With that many prospective listeners out there and most shows only expecting incremental Apple listener growth, we all have to focus on building the Android listener base. By providing uniform subscription instructions via the PowerPress subscribe page and subscribe sidebar widget. The tens of thousands of PowerPress users can help move the bar as a collective. My No. 1 goal this year is to help podcasters gain Android market share.

On a side note, having just completed my team’s annual winter retreat, and actually putting the final touches on this piece at the United Lounge at O’Hare, I can say the roadmap for 2015 is going to be incredible, and I cannot wait to share with you what’s coming.

Meanwhile, go get those Android listeners.


IAB Podcasting Committee

In the middle of November, RawVoice joined the Interactive Advertising Bureau, aka We had a couple of reasons to join but there was one pervading reason: The formation of a podcast standards committee.

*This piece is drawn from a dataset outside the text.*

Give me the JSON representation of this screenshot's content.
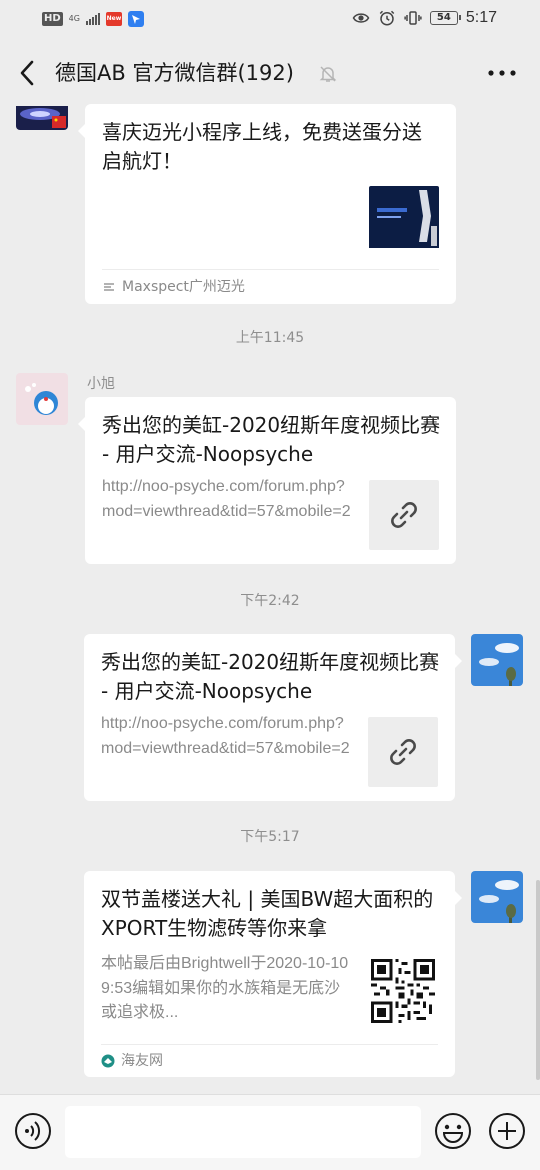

We wanted to make sure that we and the tens of thousands of podcasters and companies we represent have a voice in the proceedings. The initial document that the IAB is working on is a white paper on the state of the podcasting space that will include common terms, definitions and will detail where the space is today in regards to advertising and the technologies used.

The committee will work on podcast advertising standards that — when published — will have far reaching effects for the community. While this standards document will take some time, when completed there will be a large variety of standards that will include measurement rules, validation requirements, ad units and their definitions akin to what print, broadcast and digital have today.

We foresee podcast statistics systems such as my company as having validation and certification processes. The insights we gain from the committee will benefit all shows using out services.

Having everyone play from a single playbook of rules and standards is important to the industry, as well as ensuring that the podcast media is being measured accurately. All of this will make it easier for the media buyers to buy podcast advertising.

If you do not know who the IAB is, I encourage you to read about them at their website, as it details the breadth of the trade group and their objectives.

As part of the podcast standards committee, we will work to secure transparency for the media creators. The members of the IAB are largely corporations and we want to make sure the voice of the media creator is not lost. Once we get our head wrapped around the process, our goal is to provide feedback to our customers and give them some time to provide input into the process.

This is a pretty big deal: When I first checked there were 32 people working on the committee / document from a wide swath of companies that all have some skin in the game when it comes to podcasting. We’re looking out for the media creators’ interests, after all we’re media creators ourselves.

Todd Cochrane
CEO RawVoice
Pain Free Podcast Hosting: Post, Upload, Publish